*At the time, in the 1970s and 80s, the ‘database debates’ took place, discussing the difference and value between relational and networked databases. For more information see, for example, Castelle (2013) and for a historical reference of early developments in storage technology and its relation to data management, see Haigh (2009).
Balasubramani, Venkat. 2011a. “Massachusetts Supreme Court Finds Email Sufficiently Authenticated Based on Surrounding Evidence — Commonwealth v. Purdy.” Technology & Marketing Law Blog, 21 May.
Balasubramani, Venkat. 2011b. “Connecticut Court of Appeals Tackles Authentication of Facebook Messages — State v. Eleck.” Technology & Marketing Law Blog, 19 August.
Briet, Suzanne. 2006. What is documentation? (Qu’est-ce que la documentation?). Translated and edited by Ronald E. Day and Laurent Martinet with Hermina G.B. Anghelescu. Lanham, MC: Scarecrow Press.
Castelle, Michael. 2013. “Relational and Non-Relational Models in the Entextualization of Bureaucracy.” Computational Culture. A Journal of Software Studies, Issue three.
Codd, Edgar F. 1970. “A Relational Model of Data for Large Shared Data Banks.” Communications of the ACM Vol. 13, Nr. 6, pp. 277–387.
Fuller, Matthew. 2005. Media Ecologies. Materialist Energies in Art and Technoculture. Cambridge, MA: The MIT Press.
Haigh, Thomas. 2009. “How the Data Got its Base: Information Storage Software in the 1950s and 1960s.” IEEE Annals in the History of Computing, October-December, pp. 7–25.
Hirtle, Peter B. 2010. “Archival Authenticity in a Digital Age”. In Authenticity in a Digital Age, edited by Abby Smith. Washington: Council on Library and Information Resources, pp. 8–23.
Jardine, Boris and Christopher Kelty. 2016. “Preface: The Total Archive.” Limn, The Total Archive, Issue 6, March.
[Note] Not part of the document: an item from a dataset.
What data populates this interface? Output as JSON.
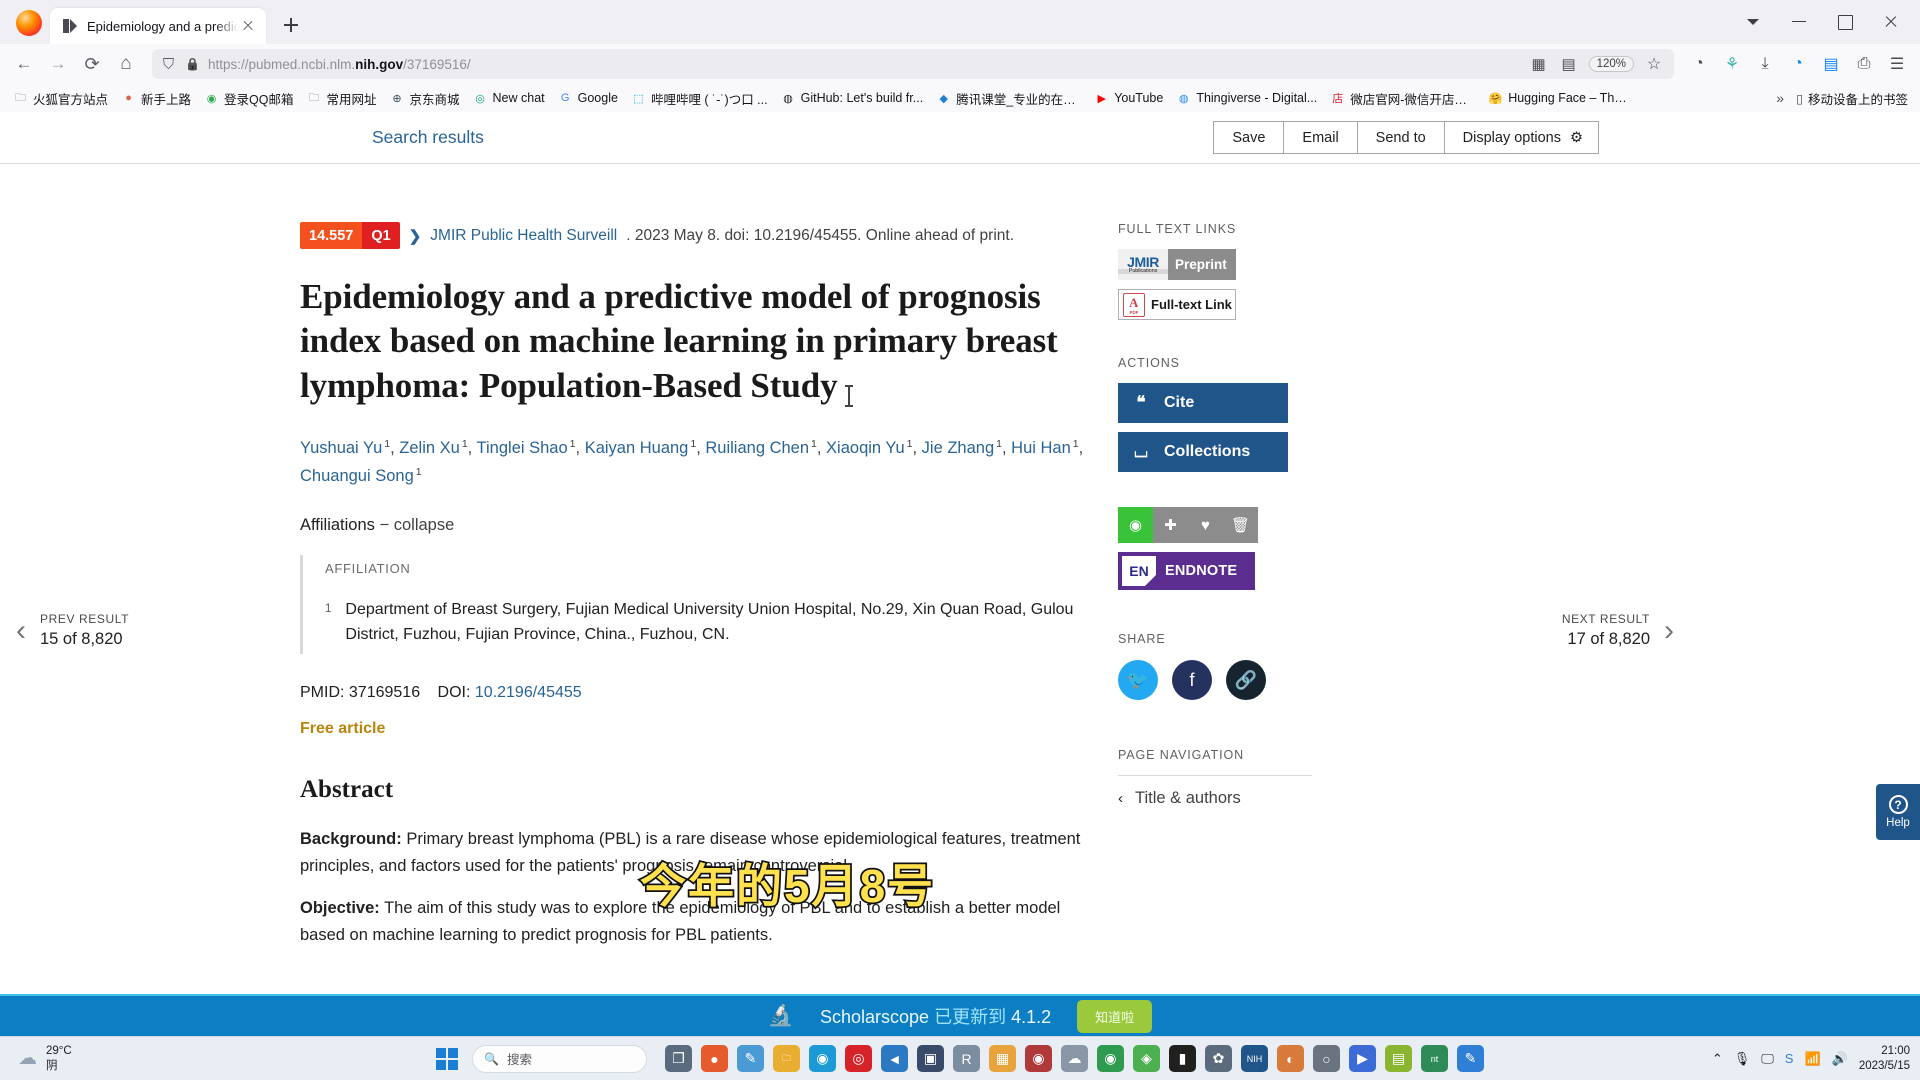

Levy, David M. 1994. “Fixed or Fluid? Document Stability and New Media.” European Conference on Hypertext Technology 1994 Proceedings. New York, NJ: Association for Computing Machinery, pp. 24–31.